Ist time on the ER- Anaphylaxis-


Hi, my son is 2 years old. We were ordering food at a fast food place and my son, along with his 4 year old brother, found a Reece's Pieces left on one of those candy machines. Anyway, he started getting red on his cheeks. I gave him Benadryl. Soon after that, he started coughing and throwing up. I saw an instacare across the street and ran over there. He was already getting blue. I had an epi but had never used one before and wasn't sure if I had to. Anyway, they gave him an epi, steroids, oxygen, more Benadryl and called an Ambulance to take him to the ER. When we got there they gave him another epi, more steroids, more Benadryl, oxygen, Albuterol and Pulmicort. It was the scariest day of my life! He also has asthma so that made it more difficult to breathe. After 1 hour his whole body was RED! It wouldn't go away. We had to stay there for almost 5 hours, when finally his reaction was controlled we returned home. Now he is fine but still taking Prednisone and his Albuterol/Pulmicort combination. I was so scared!!!

By lakeswimr on Apr 21, 2009

I'm very sorry to hear that your child had such a scary reaction. It's so lucky you were so close to medical help. Do you have an allergist? Did he/she give you a clear, written emergency plan? If not you should get one asap. Our plan would call for giving the epi in the situation you described. Coughing in response to ingestion of an allergen is a very serious symptom and throwing up can be, too. Our plan would call for either of those symptoms individually but other plans count how many body systems are affected. I am so glad your child is OK! (((hugs)))

By BeyondAPeanut on May 28, 2009

I am so sorry to hear about your son’s reaction. My son reacted very similar. It is life changing and amazing how vigilant you become. Your son is older than my son was. How is he after such an experience?

It is never too early to start educating your son.
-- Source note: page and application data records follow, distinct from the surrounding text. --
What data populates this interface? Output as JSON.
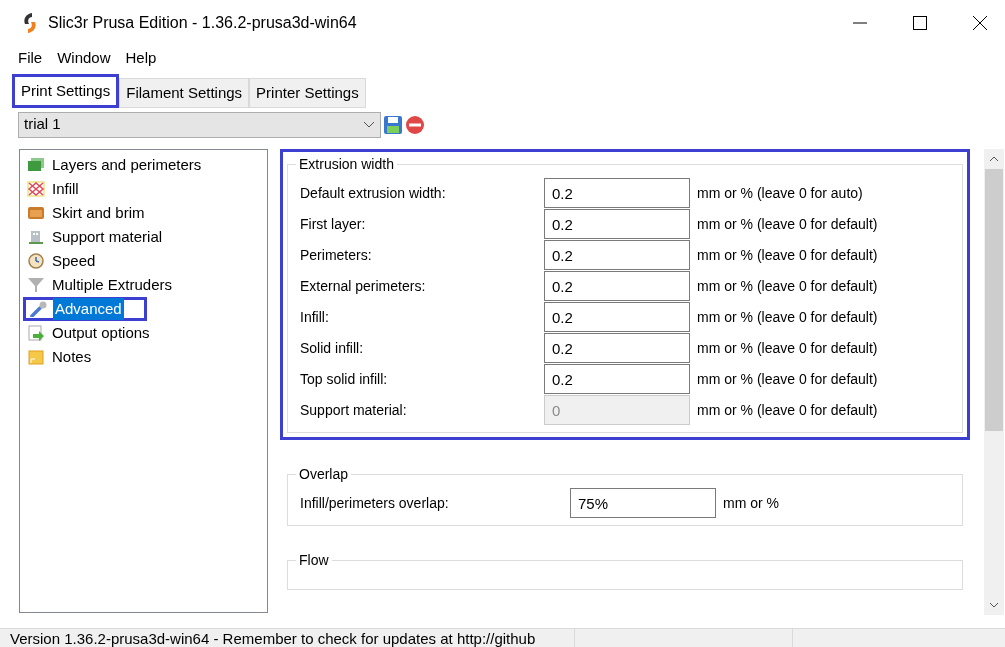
{
  "window": {
    "title": "Slic3r Prusa Edition - 1.36.2-prusa3d-win64"
  },
  "menu": [
    "File",
    "Window",
    "Help"
  ],
  "tabs": [
    {
      "label": "Print Settings",
      "selected": true
    },
    {
      "label": "Filament Settings",
      "selected": false
    },
    {
      "label": "Printer Settings",
      "selected": false
    }
  ],
  "preset": {
    "value": "trial 1"
  },
  "sidebar": {
    "items": [
      {
        "label": "Layers and perimeters",
        "kind": "layers",
        "selected": false
      },
      {
        "label": "Infill",
        "kind": "infill",
        "selected": false
      },
      {
        "label": "Skirt and brim",
        "kind": "skirt",
        "selected": false
      },
      {
        "label": "Support material",
        "kind": "support",
        "selected": false
      },
      {
        "label": "Speed",
        "kind": "speed",
        "selected": false
      },
      {
        "label": "Multiple Extruders",
        "kind": "funnel",
        "selected": false
      },
      {
        "label": "Advanced",
        "kind": "wrench",
        "selected": true
      },
      {
        "label": "Output options",
        "kind": "output",
        "selected": false
      },
      {
        "label": "Notes",
        "kind": "notes",
        "selected": false
      }
    ]
  },
  "groups": [
    {
      "title": "Extrusion width",
      "highlighted": true,
      "rows": [
        {
          "label": "Default extrusion width:",
          "value": "0.2",
          "unit": "mm or % (leave 0 for auto)",
          "disabled": false
        },
        {
          "label": "First layer:",
          "value": "0.2",
          "unit": "mm or % (leave 0 for default)",
          "disabled": false
        },
        {
          "label": "Perimeters:",
          "value": "0.2",
          "unit": "mm or % (leave 0 for default)",
          "disabled": false
        },
        {
          "label": "External perimeters:",
          "value": "0.2",
          "unit": "mm or % (leave 0 for default)",
          "disabled": false
        },
        {
          "label": "Infill:",
          "value": "0.2",
          "unit": "mm or % (leave 0 for default)",
          "disabled": false
        },
        {
          "label": "Solid infill:",
          "value": "0.2",
          "unit": "mm or % (leave 0 for default)",
          "disabled": false
        },
        {
          "label": "Top solid infill:",
          "value": "0.2",
          "unit": "mm or % (leave 0 for default)",
          "disabled": false
        },
        {
          "label": "Support material:",
          "value": "0",
          "unit": "mm or % (leave 0 for default)",
          "disabled": true
        }
      ]
    },
    {
      "title": "Overlap",
      "highlighted": false,
      "rows": [
        {
          "label": "Infill/perimeters overlap:",
          "value": "75%",
          "unit": "mm or %",
          "disabled": false
        }
      ]
    },
    {
      "title": "Flow",
      "highlighted": false
    }
  ],
  "status_bar": {
    "text": "Version 1.36.2-prusa3d-win64 - Remember to check for updates at http://github"
  }
}
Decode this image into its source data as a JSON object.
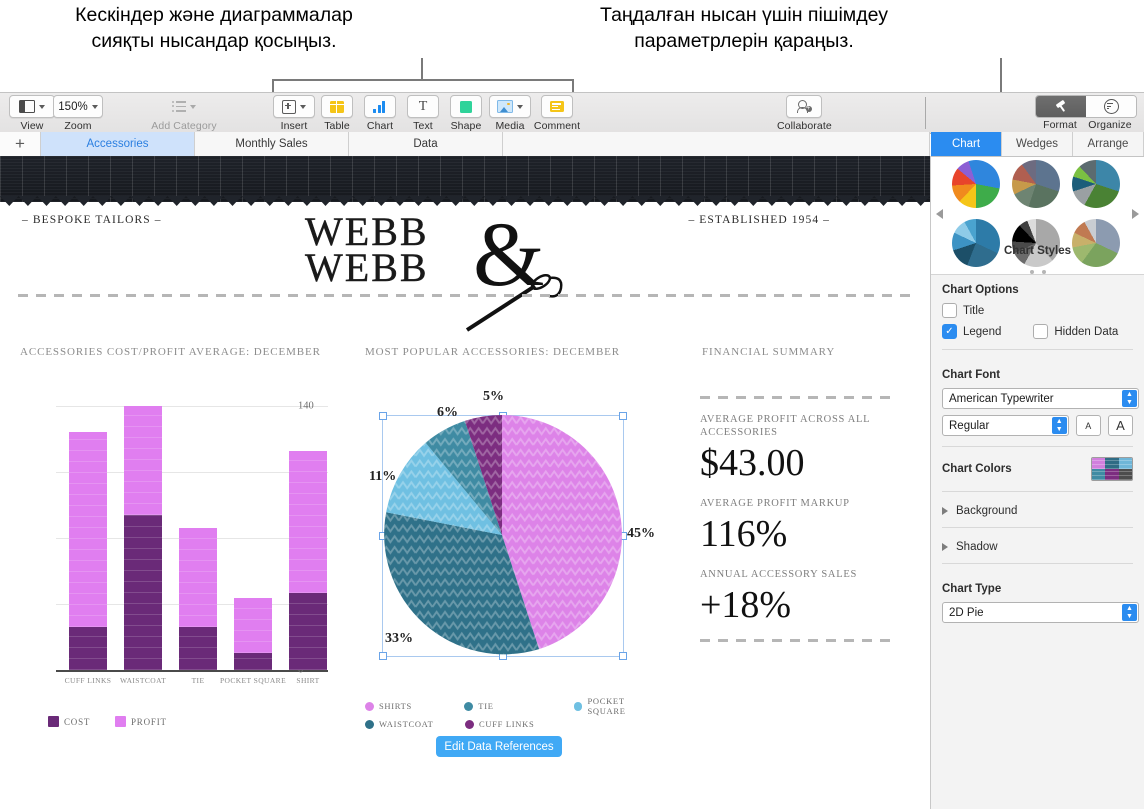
{
  "callouts": {
    "left": "Кескіндер және диаграммалар\nсияқты нысандар қосыңыз.",
    "right": "Таңдалған нысан үшін пішімдеу\nпараметрлерін қараңыз."
  },
  "toolbar": {
    "view": "View",
    "zoom_value": "150%",
    "zoom": "Zoom",
    "add_category": "Add Category",
    "insert": "Insert",
    "table": "Table",
    "chart": "Chart",
    "text": "Text",
    "shape": "Shape",
    "media": "Media",
    "comment": "Comment",
    "collaborate": "Collaborate",
    "format": "Format",
    "organize": "Organize"
  },
  "tabs": {
    "add": "+",
    "items": [
      {
        "label": "Accessories",
        "active": true
      },
      {
        "label": "Monthly Sales",
        "active": false
      },
      {
        "label": "Data",
        "active": false
      }
    ]
  },
  "document": {
    "header_left": "– BESPOKE TAILORS –",
    "header_right": "– ESTABLISHED 1954 –",
    "logo_line1": "WEBB",
    "logo_line2": "WEBB",
    "logo_amp": "&",
    "bar_title": "ACCESSORIES COST/PROFIT AVERAGE: DECEMBER",
    "pie_title": "MOST POPULAR ACCESSORIES: DECEMBER",
    "fin_title": "FINANCIAL SUMMARY",
    "edit_data_button": "Edit Data References"
  },
  "financial": [
    {
      "label": "AVERAGE PROFIT ACROSS ALL ACCESSORIES",
      "value": "$43.00"
    },
    {
      "label": "AVERAGE PROFIT MARKUP",
      "value": "116%"
    },
    {
      "label": "ANNUAL ACCESSORY SALES",
      "value": "+18%"
    }
  ],
  "chart_data": [
    {
      "type": "bar",
      "title": "ACCESSORIES COST/PROFIT AVERAGE: DECEMBER",
      "stacked": true,
      "categories": [
        "CUFF LINKS",
        "WAISTCOAT",
        "TIE",
        "POCKET SQUARE",
        "SHIRT"
      ],
      "series": [
        {
          "name": "COST",
          "color": "#6a2a78",
          "values": [
            23,
            82,
            23,
            9,
            41
          ]
        },
        {
          "name": "PROFIT",
          "color": "#e07ef0",
          "values": [
            103,
            58,
            52,
            29,
            75
          ]
        }
      ],
      "totals": [
        126,
        140,
        75,
        38,
        116
      ],
      "ylabel": "",
      "xlabel": "",
      "ylim": [
        0,
        140
      ],
      "yticks": [
        0,
        35,
        70,
        105,
        140
      ],
      "grid": true,
      "legend": [
        "COST",
        "PROFIT"
      ],
      "legend_position": "bottom-left"
    },
    {
      "type": "pie",
      "title": "MOST POPULAR ACCESSORIES: DECEMBER",
      "categories": [
        "SHIRTS",
        "WAISTCOAT",
        "POCKET SQUARE",
        "TIE",
        "CUFF LINKS"
      ],
      "values": [
        45,
        33,
        11,
        6,
        5
      ],
      "labels": [
        "45%",
        "33%",
        "11%",
        "6%",
        "5%"
      ],
      "colors": [
        "#dd83e8",
        "#2f7189",
        "#6fc0e2",
        "#3f8ba3",
        "#7c2d80"
      ],
      "legend_order": [
        "SHIRTS",
        "TIE",
        "POCKET SQUARE",
        "WAISTCOAT",
        "CUFF LINKS"
      ],
      "legend_position": "bottom",
      "selected": true
    }
  ],
  "inspector": {
    "tabs": [
      {
        "label": "Chart",
        "active": true
      },
      {
        "label": "Wedges",
        "active": false
      },
      {
        "label": "Arrange",
        "active": false
      }
    ],
    "styles_caption": "Chart Styles",
    "chart_options_title": "Chart Options",
    "option_title": "Title",
    "option_legend": "Legend",
    "option_hidden_data": "Hidden Data",
    "title_checked": false,
    "legend_checked": true,
    "hidden_data_checked": false,
    "chart_font_title": "Chart Font",
    "font_family": "American Typewriter",
    "font_style": "Regular",
    "font_small": "A",
    "font_large": "A",
    "chart_colors_title": "Chart Colors",
    "background": "Background",
    "shadow": "Shadow",
    "chart_type_title": "Chart Type",
    "chart_type": "2D Pie",
    "swatch_colors": [
      "#d17fdd",
      "#2f6c85",
      "#6fb6d8",
      "#3f8ba3",
      "#7c2d80",
      "#4d4d4d"
    ]
  },
  "colors": {
    "accent": "#2b8cf0",
    "cost": "#6a2a78",
    "profit": "#e07ef0"
  }
}
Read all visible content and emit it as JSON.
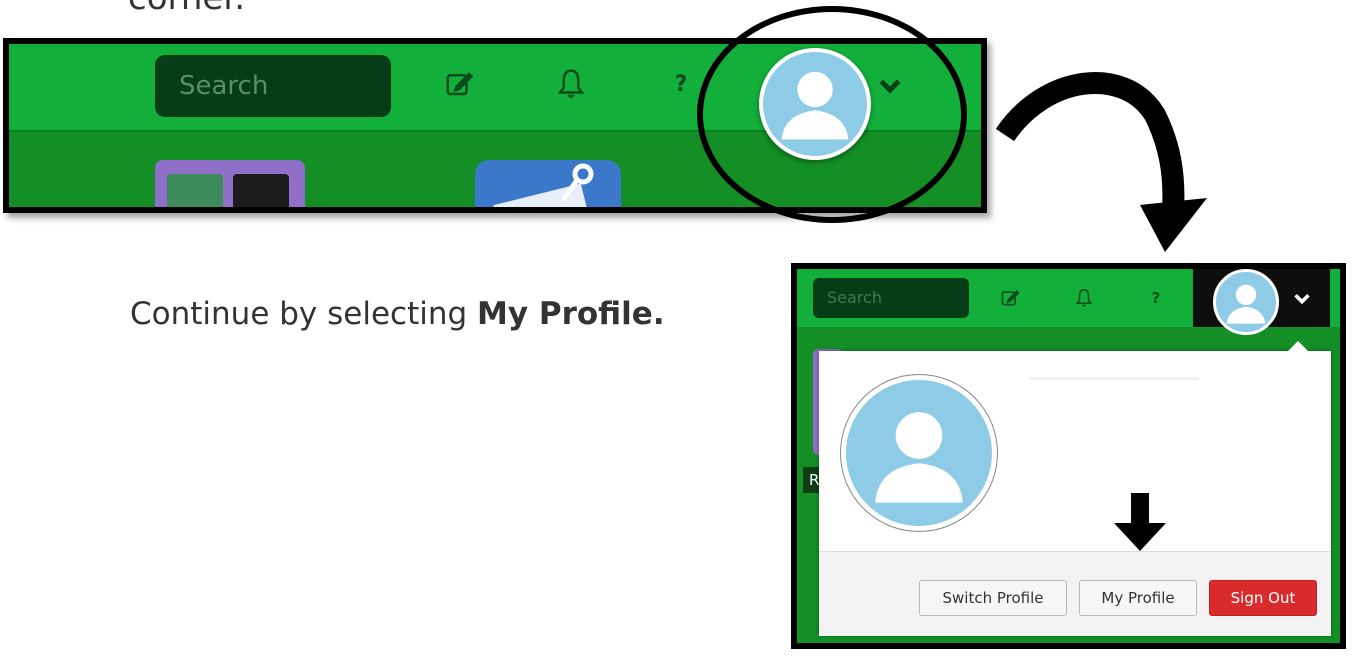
{
  "page": {
    "top_text": "corner.",
    "instruction_prefix": "Continue by selecting ",
    "instruction_bold": "My Profile",
    "instruction_suffix": "."
  },
  "header": {
    "search_placeholder": "Search",
    "help_label": "?"
  },
  "popup_header": {
    "search_placeholder": "Search",
    "help_label": "?",
    "background_label": "R"
  },
  "profile_popup": {
    "buttons": {
      "switch_profile": "Switch Profile",
      "my_profile": "My Profile",
      "sign_out": "Sign Out"
    }
  },
  "icons": {
    "compose": "compose-icon",
    "notifications": "bell-icon",
    "help": "help-icon",
    "avatar": "user-avatar-icon",
    "dropdown": "chevron-down-icon",
    "curved_arrow": "curved-arrow-icon",
    "down_arrow": "down-arrow-icon"
  },
  "colors": {
    "header_green": "#12b03a",
    "dark_green": "#063d16",
    "avatar_blue": "#8ecbe6",
    "sign_out_red": "#d92b2b"
  }
}
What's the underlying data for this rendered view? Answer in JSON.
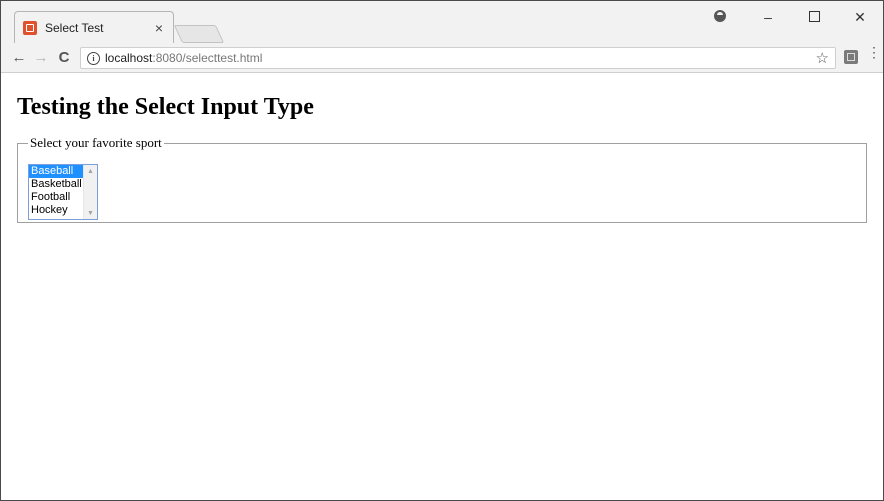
{
  "browser": {
    "tab_title": "Select Test",
    "tab_close": "×",
    "url_host": "localhost",
    "url_rest": ":8080/selecttest.html",
    "back": "←",
    "forward": "→",
    "reload": "C",
    "info": "i",
    "star": "☆",
    "menu": "⋮",
    "minimize": "–",
    "close": "✕"
  },
  "page": {
    "heading": "Testing the Select Input Type",
    "legend": "Select your favorite sport",
    "options": [
      "Baseball",
      "Basketball",
      "Football",
      "Hockey"
    ],
    "selected": "Baseball",
    "scroll_up": "▲",
    "scroll_down": "▼"
  },
  "colors": {
    "selected_bg": "#1e90ff",
    "favicon": "#e0522b"
  }
}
He cannot put anything in his mouth without checking with you or a “assigned” adult. Everything he eats must be wrapped with a label so that ingredients can be read for allergen information. Enlist the help of your older son. I’m sure it will make him feel good to know that he can help keep his brother safe. It is amazing what they can comprehend at such young ages.

In addition to lakeswimr’s advise on emergency plans and treatment, you may want to consider an emergency ID bracelet for your son if he does not already have one. In addition to being helpful for others, I found this reminded my son about his allergy. When he learned to talk he would show people his bracelet and tell them about his “alugee”.

My heart goes out to you.